For the remainder of the 21st century and beyond, climate change poses an existential threat to humanity.
Decisions on how to tackle the effects of climate change, however, need to be based on sound science and rational judgement. They will also need to be made through the coming years – so it is the younger generation, currently in schools and learning about science, who will need to make those decisions.
The Paris Climate Agreement (UN, 2015) recognizes this by stating that “Parties should take measures ... to enhance climate change education” (Paris Agreement, Art.12).
Unfortunately, in many countries, science education is often poor and does not develop the rational thinking or provide the inter-disciplinary study required to learn about climate change. IAP and its member academies have a strong track record in trying to improve science education by promoting inquiry-based science education (IBSE) through its Science Education Programme, which has been active since 2003.
Now, the member academies of IAP for Science have come together to endorse a ‘Statement on Climate Change and Education’ that lays out a series of recommendations on how effective climate change education can be promoted in schools around the world, including by using the periodic Intergovernmental Panel on Climate Change (IPCC) ‘Assessment Reports’ and accompanying ‘Summaries for Policy Makers’ as the basis for producing ‘Resources & Tools for Teachers’.

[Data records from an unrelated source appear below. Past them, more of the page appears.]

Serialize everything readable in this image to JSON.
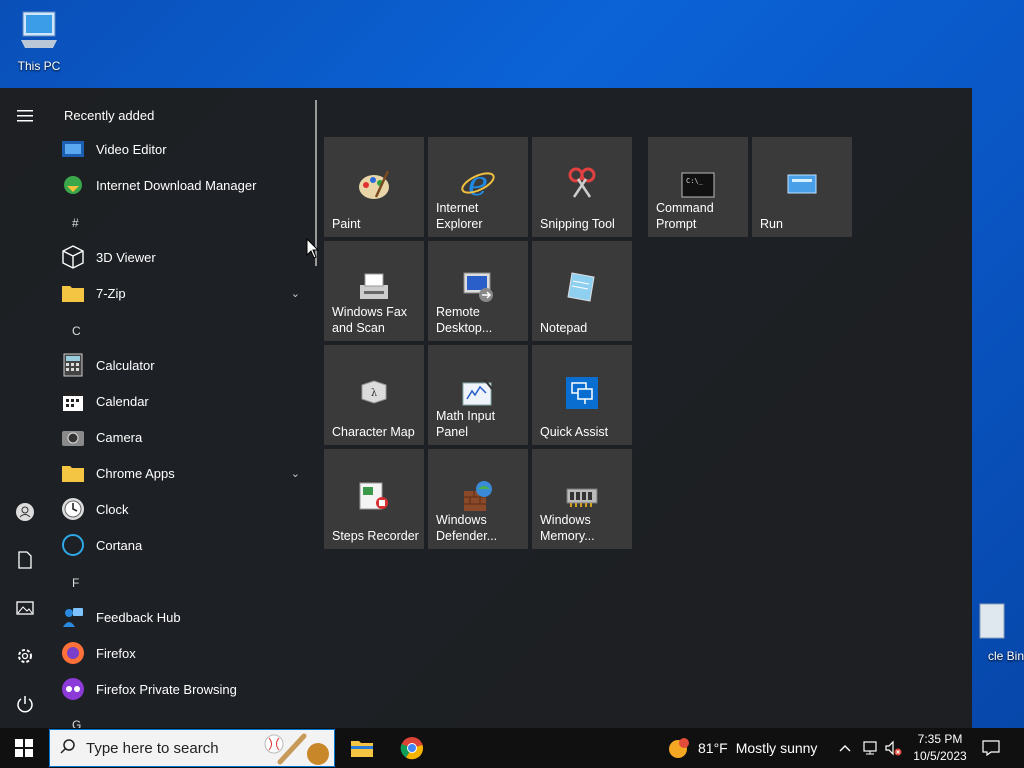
{
  "desktop": {
    "this_pc_label": "This PC",
    "recycle_label": "cle Bin"
  },
  "start_menu": {
    "recently_added_header": "Recently added",
    "apps": [
      {
        "label": "Video Editor",
        "icon": "video-editor-icon"
      },
      {
        "label": "Internet Download Manager",
        "icon": "idm-icon"
      },
      {
        "letter": "#"
      },
      {
        "label": "3D Viewer",
        "icon": "3d-viewer-icon"
      },
      {
        "label": "7-Zip",
        "icon": "folder-icon",
        "expandable": true
      },
      {
        "letter": "C"
      },
      {
        "label": "Calculator",
        "icon": "calculator-icon"
      },
      {
        "label": "Calendar",
        "icon": "calendar-icon"
      },
      {
        "label": "Camera",
        "icon": "camera-icon"
      },
      {
        "label": "Chrome Apps",
        "icon": "folder-icon",
        "expandable": true
      },
      {
        "label": "Clock",
        "icon": "clock-icon"
      },
      {
        "label": "Cortana",
        "icon": "cortana-icon"
      },
      {
        "letter": "F"
      },
      {
        "label": "Feedback Hub",
        "icon": "feedback-hub-icon"
      },
      {
        "label": "Firefox",
        "icon": "firefox-icon"
      },
      {
        "label": "Firefox Private Browsing",
        "icon": "firefox-private-icon"
      },
      {
        "letter": "G"
      }
    ],
    "letters": {
      "hash": "#",
      "c": "C",
      "f": "F",
      "g": "G"
    },
    "tiles": [
      {
        "label": "Paint",
        "icon": "paint-icon"
      },
      {
        "label": "Internet\nExplorer",
        "icon": "internet-explorer-icon"
      },
      {
        "label": "Snipping Tool",
        "icon": "snipping-tool-icon"
      },
      {
        "label": "Command\nPrompt",
        "icon": "command-prompt-icon"
      },
      {
        "label": "Run",
        "icon": "run-icon"
      },
      {
        "label": "Windows Fax\nand Scan",
        "icon": "fax-scan-icon"
      },
      {
        "label": "Remote\nDesktop...",
        "icon": "remote-desktop-icon"
      },
      {
        "label": "Notepad",
        "icon": "notepad-icon"
      },
      {
        "label": "Character Map",
        "icon": "character-map-icon"
      },
      {
        "label": "Math Input\nPanel",
        "icon": "math-input-icon"
      },
      {
        "label": "Quick Assist",
        "icon": "quick-assist-icon"
      },
      {
        "label": "Steps Recorder",
        "icon": "steps-recorder-icon"
      },
      {
        "label": "Windows\nDefender...",
        "icon": "windows-defender-icon"
      },
      {
        "label": "Windows\nMemory...",
        "icon": "windows-memory-icon"
      }
    ]
  },
  "taskbar": {
    "search_placeholder": "Type here to search",
    "weather_temp": "81°F",
    "weather_text": "Mostly sunny",
    "time": "7:35 PM",
    "date": "10/5/2023"
  },
  "colors": {
    "accent": "#0078d7",
    "start_bg": "#1e1e1e",
    "tile_bg": "#3a3a3a",
    "taskbar_bg": "#101010"
  }
}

The IAP for Science ‘Statement on Climate Change and Education’ will be released on 11 December in Paris, France, at the One Planet Summit, being held under the auspices of the President of France, Emmanuel Macron.
Working group co-chairs
Pierre Léna and Marie-Lise Chanin (Académie des sciences, France)
Working group members
Jorge Osvaldo, Gorodner (Academia Nacional de Medicina, Argentina)
Norma Sbarbati Nudelman (National Academy of Exact, Physical and Natural Sciences, Argentina)
Denis Goodrum (Australian Academy of Science)
Zahurul Karim (Bangladesh Academy of Sciences)
Michael Codjo Boko (Benin National Academy of Sciences, Arts and Letters)
Paulo Artaxo (Brazilian Academy of Sciences)
Hannu Sakari Salmi (Council of Finnish Academies, Finland)
Friedhelm von Blanckenburg (Berlin-Brandenburg Academy of Sciences and Humanities, Germany)
Pradeep Mujumdar (IndianNational Science Academy)
Yousef Sobouti (Academy of Sciences of I.R. Iran)
Ray McGrath (Royal Irish Academy, Ireland)
Katrin Schroeder (Accademia Nazionale dei Lincei, Italy)
Mohamed Ait Kadi (Hassan II Academy of Science and Technology, Morocco)
Henry Hooghiemstra (Royal Netherlands Academy of Arts and Sciences, KNAW)
Carla Gonzales Arimborgo (National Academy of Sciences of Peru)
Jose Machare Ordonez (National Academy of Sciences of Peru)
Rodel D. Lasco (National Academy of Science and Technology, the Philippines)
Stuart John Piketh (Academy of Science of South Africa)
Kyung-Ja Ha (Korean Academy of Science and Technology, South Korea)
W.L. Sumathipala (National Academy of Sciences of Sri Lanka)
Izzet Ozturk (Turkish Academy of Sciences, TUBA)
Richard B. Alley (National Academy of Sciences, Engineering and Medicine, USA)
Roberta M. Johnson (National Academy of Sciences, Engineering and Medicine, USA)
Cathryn A. Manduca (National Academy of Sciences, Engineering and Medicine, USA)
Pamela A. Matson (National Academy of Sciences, Engineering and Medicine, USA)
Alicia Villamizar (Venezuelan Academy for Physical, Mathematical and Natural Sciences)
Peter Wilderer (European Academy of Science and Arts)
Abdul Hamid Zakri (Islamic World Academy of Sciences)
John Scales Avery (World Academy of Art and Science)